Petersen defines mild cognitive impairment as “an intermediate stage between the expected cognitive decline of normal aging and the more serious decline of dementia. Symptoms can involve problems with memory, language, thinking and judgment that are greater than normal age-related changes.”
At the ATC conventions many of the topics are around concussions; “how do you properly diagnose an athlete with a concussion?” “What are the signs and symptoms?” We wanted to help inform athletes, parents, and coaches on what exactly a concussion entails and what to do if you think you have one. Below are two lists, one for adults and one for children, that will help you be able to recognize the signs of a concussion. If you have signs of a concussion, please see a doctor immediately for further instruction and proper procedures.

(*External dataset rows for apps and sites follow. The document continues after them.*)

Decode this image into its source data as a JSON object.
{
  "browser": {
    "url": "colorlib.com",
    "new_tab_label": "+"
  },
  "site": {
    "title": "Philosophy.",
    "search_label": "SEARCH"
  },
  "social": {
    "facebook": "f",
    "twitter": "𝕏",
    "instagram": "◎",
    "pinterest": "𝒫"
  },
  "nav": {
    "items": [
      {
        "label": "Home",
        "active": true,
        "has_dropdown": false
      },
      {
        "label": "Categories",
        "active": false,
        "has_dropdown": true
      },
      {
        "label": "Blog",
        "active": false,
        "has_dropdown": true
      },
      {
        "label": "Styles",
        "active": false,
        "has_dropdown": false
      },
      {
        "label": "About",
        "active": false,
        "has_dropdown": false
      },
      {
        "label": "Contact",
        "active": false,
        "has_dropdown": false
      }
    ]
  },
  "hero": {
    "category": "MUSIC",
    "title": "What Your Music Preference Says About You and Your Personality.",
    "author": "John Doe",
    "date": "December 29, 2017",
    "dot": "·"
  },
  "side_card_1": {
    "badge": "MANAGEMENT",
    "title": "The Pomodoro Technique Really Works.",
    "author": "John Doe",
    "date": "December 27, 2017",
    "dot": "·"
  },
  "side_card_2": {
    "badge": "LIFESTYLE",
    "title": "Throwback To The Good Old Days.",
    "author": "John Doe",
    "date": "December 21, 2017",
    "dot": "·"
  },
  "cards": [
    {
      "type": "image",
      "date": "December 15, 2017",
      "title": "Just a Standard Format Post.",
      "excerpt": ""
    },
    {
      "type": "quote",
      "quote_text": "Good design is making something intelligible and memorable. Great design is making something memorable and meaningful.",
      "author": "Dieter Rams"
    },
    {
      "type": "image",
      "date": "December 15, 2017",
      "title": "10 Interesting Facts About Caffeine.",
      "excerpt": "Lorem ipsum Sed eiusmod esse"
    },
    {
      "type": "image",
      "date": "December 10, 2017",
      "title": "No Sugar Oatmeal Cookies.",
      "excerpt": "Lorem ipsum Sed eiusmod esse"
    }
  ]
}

“It is not always easy to know if someone has a concussion. You don’t have to pass out (lose consciousness) to have a concussion. Symptoms of a concussion range from mild to severe and can last for hours, days, weeks, or even months. If you notice any symptoms of a concussion, contact your doctor.” – WebMD
Symptoms of a concussion fit into four main categories: